- REQUIREMENT: Copy all lines in the data that contain the string "size".

[Extracted data entries]

+ + + + +

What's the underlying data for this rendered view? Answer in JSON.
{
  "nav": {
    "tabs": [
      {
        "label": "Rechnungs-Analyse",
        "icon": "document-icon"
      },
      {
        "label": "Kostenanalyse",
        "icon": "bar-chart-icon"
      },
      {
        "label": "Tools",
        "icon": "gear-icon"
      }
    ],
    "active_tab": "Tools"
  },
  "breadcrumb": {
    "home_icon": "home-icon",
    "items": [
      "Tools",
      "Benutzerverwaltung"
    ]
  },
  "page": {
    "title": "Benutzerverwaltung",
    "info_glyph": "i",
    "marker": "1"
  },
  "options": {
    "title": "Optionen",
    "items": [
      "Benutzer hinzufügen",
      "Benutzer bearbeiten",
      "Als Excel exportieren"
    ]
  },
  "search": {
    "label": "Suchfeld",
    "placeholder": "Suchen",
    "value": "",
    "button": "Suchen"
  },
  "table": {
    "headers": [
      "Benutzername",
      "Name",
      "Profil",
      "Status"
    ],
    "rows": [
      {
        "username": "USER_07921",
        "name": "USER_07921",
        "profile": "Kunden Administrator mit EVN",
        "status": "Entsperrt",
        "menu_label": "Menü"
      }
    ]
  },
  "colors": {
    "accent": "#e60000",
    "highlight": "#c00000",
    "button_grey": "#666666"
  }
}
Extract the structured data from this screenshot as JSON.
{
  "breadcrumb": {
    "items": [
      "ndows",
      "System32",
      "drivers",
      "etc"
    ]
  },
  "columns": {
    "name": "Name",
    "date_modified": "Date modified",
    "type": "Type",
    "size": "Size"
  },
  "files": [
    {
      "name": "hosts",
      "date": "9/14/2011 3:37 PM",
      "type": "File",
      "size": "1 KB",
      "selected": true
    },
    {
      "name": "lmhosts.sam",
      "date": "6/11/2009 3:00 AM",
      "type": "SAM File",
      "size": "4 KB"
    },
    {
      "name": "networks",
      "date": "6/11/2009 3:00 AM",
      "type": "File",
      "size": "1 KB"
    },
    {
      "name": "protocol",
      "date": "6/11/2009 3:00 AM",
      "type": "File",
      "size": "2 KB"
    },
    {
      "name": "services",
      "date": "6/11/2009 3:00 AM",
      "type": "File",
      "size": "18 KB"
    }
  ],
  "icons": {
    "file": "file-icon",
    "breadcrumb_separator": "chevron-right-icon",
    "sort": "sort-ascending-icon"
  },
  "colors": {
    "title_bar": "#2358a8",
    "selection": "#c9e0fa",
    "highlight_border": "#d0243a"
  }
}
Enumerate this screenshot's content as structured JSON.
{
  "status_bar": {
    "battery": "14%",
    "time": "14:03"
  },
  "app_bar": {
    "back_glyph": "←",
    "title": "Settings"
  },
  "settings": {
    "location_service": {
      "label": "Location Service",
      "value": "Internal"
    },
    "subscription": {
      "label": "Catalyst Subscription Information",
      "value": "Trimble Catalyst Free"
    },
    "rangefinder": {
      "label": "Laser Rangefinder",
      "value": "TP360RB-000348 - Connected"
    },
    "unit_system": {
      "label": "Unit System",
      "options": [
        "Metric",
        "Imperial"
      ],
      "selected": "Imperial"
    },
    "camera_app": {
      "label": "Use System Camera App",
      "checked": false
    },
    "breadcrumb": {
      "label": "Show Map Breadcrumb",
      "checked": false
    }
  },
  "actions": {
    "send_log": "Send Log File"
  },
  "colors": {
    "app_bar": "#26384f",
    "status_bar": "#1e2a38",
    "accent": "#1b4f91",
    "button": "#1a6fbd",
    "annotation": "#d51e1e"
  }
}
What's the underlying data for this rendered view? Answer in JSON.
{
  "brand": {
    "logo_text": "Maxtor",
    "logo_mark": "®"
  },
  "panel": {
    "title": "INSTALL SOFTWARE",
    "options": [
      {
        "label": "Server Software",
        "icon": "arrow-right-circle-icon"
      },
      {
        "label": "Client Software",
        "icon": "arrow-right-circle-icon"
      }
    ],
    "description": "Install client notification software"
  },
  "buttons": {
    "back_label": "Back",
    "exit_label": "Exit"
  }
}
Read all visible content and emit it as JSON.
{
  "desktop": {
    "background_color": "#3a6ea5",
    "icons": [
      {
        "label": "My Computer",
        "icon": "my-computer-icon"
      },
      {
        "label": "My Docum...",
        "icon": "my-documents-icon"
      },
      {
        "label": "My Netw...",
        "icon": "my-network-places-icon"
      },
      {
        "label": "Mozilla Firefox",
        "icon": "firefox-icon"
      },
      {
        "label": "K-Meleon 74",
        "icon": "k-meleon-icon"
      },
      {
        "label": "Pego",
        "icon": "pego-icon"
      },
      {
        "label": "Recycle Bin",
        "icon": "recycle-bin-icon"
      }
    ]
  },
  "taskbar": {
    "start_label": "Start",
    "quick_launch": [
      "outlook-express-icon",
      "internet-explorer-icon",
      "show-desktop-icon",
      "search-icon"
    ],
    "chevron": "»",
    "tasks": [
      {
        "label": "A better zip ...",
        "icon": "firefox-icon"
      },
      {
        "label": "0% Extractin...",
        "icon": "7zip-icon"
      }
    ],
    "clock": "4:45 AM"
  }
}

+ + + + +

- SOLVED EXERCISE:
    "size": "Size"
      "size": "1 KB",
      "size": "4 KB"
      "size": "1 KB"
      "size": "2 KB"
      "size": "18 KB"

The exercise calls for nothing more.